Bac has spent many years collecting the photos from a variety of sources and categorising them in chronological order. "Collecting the photos take a lot of time and effort," he said.
His father, a retired history teacher, has helped him with his work. Bac's father was born in Hanoi , where he has spent his entire life in a small alley of Lo Duc Street . With his deep knowledge of Hanoi , looking at the old photos always brings back a lot of interesting memories.
"In the old days, the sounds of Hanoi included bells chiming as the tram went by and food vendors hawking on the streets at night," he said.
The lifestyle in Hanoi is much different now. He remembers when street vendors sold pho in narrow bowls from two wooden-barrels.
"Women wore long dresses and puffed up their hair. Hanoians were simple but elegant," he said.
“All of my 1,820 black & white photos have been digitally restored to the best quality”, said Bac.
He is surprised at the huge number of photos he has collected from enthusiastic Hanoi lovers. For example, he met Pierre Sadoul, the grandson of Louis Sadoul, a French military doctor. Doctor Sadoul came to Viet Nam in 1889, 1890 and 1903, and took photos of the city during each visit.

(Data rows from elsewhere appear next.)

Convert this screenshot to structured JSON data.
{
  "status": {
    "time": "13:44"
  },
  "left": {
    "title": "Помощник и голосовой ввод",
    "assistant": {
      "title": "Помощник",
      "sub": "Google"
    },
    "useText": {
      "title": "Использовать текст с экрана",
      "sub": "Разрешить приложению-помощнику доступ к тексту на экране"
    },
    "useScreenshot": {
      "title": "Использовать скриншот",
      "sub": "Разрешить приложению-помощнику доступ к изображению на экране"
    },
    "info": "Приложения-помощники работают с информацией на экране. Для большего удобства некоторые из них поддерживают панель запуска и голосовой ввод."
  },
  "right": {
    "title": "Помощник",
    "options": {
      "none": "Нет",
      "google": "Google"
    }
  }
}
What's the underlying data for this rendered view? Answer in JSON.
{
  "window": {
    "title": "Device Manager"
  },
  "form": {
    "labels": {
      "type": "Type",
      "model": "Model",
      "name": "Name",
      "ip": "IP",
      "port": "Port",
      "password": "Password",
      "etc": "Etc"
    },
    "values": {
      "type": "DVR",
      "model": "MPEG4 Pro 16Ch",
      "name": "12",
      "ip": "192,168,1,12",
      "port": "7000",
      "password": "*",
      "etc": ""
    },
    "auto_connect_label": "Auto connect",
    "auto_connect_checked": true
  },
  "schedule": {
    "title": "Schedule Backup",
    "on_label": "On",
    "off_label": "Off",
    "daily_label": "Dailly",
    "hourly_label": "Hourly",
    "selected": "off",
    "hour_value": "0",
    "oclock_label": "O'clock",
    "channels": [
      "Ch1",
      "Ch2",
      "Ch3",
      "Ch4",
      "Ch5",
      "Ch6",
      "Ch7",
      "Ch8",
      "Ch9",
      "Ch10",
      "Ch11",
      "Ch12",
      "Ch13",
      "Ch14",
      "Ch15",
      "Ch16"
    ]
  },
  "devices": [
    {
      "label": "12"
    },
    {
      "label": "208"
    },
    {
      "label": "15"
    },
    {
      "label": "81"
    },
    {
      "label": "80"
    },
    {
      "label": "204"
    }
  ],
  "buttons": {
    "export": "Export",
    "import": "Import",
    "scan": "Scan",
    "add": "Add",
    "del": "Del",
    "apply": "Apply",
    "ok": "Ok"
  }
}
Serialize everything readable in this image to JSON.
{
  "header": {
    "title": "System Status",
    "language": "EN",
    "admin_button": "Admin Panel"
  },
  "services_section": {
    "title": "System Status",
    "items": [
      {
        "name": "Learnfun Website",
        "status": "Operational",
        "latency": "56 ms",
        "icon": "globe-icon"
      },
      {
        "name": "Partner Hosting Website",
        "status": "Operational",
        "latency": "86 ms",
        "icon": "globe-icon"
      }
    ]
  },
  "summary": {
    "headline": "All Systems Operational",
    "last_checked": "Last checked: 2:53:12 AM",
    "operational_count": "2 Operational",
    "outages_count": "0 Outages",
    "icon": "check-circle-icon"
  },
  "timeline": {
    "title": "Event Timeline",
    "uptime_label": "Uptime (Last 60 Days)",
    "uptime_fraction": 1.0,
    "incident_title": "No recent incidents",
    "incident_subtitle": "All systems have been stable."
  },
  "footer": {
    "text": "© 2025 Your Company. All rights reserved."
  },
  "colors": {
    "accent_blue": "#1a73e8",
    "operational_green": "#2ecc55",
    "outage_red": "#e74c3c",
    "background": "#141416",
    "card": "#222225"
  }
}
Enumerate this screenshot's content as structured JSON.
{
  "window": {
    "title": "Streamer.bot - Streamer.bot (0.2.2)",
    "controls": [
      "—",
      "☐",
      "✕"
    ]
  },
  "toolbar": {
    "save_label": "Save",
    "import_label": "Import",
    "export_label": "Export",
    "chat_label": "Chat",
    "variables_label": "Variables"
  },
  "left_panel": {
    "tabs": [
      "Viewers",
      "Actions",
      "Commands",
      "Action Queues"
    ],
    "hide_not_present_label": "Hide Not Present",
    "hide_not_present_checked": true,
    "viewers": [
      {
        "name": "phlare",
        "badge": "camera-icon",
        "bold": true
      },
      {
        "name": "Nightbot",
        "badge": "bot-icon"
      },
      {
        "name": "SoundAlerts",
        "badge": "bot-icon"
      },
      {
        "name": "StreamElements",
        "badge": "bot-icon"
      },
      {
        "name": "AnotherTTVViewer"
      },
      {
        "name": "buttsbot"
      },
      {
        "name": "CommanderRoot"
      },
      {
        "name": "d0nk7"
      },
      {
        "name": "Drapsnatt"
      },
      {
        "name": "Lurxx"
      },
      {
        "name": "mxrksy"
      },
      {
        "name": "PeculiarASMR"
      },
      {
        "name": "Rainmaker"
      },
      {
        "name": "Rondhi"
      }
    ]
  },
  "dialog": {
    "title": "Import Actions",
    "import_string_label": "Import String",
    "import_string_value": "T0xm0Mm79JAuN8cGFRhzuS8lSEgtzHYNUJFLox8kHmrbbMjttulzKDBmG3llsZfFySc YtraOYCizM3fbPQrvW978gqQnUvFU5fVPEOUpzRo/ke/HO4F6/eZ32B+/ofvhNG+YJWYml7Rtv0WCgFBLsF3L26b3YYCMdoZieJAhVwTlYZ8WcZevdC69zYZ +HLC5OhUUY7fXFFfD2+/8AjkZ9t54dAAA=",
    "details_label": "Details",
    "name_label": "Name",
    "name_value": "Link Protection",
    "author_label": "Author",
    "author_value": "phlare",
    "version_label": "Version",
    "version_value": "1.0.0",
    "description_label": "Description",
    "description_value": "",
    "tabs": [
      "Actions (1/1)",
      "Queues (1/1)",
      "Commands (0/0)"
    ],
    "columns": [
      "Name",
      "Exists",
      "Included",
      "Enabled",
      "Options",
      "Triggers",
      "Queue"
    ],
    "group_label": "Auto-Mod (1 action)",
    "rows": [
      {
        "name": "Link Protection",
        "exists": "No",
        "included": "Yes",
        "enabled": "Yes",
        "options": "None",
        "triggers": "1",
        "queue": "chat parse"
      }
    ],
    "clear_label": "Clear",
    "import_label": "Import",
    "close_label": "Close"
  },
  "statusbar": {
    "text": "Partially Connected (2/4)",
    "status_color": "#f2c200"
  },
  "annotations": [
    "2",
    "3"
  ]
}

Pierre Sadoul and his wife presented Bac with 40 photos taken by the doctor featuring Thang Long Citadel, a UNESCO world cultural heritage. These photos give viewers a panoramic view of the citadel before it was destroyed, said Bac's father.
Another rare photo taken by Dr Sadoul is an image of the Statue of Liberty on top of Turtle Tower in Sword Lake [taken in 1890 according to Louis Sadoul's diary]. Hanoi was home to a copy of the statue from 1887 to 1945. Measuring 2.85m tall, the statue was erected by the French colonial government after being sent from France for an exhibition.
The collection will be displayed on October 7 at the Hanoi Library. Pierre Sadoul is scheduled to attend the event. With the theme Ky Uc Hanoi Xua (Memory of Old Hanoi), the display will be divided into five parts featuring Hanoi from 1831 to 1954. After the display, Bac and his father plan to donate the collection to the Hanoi Library and the Hanoi Museum .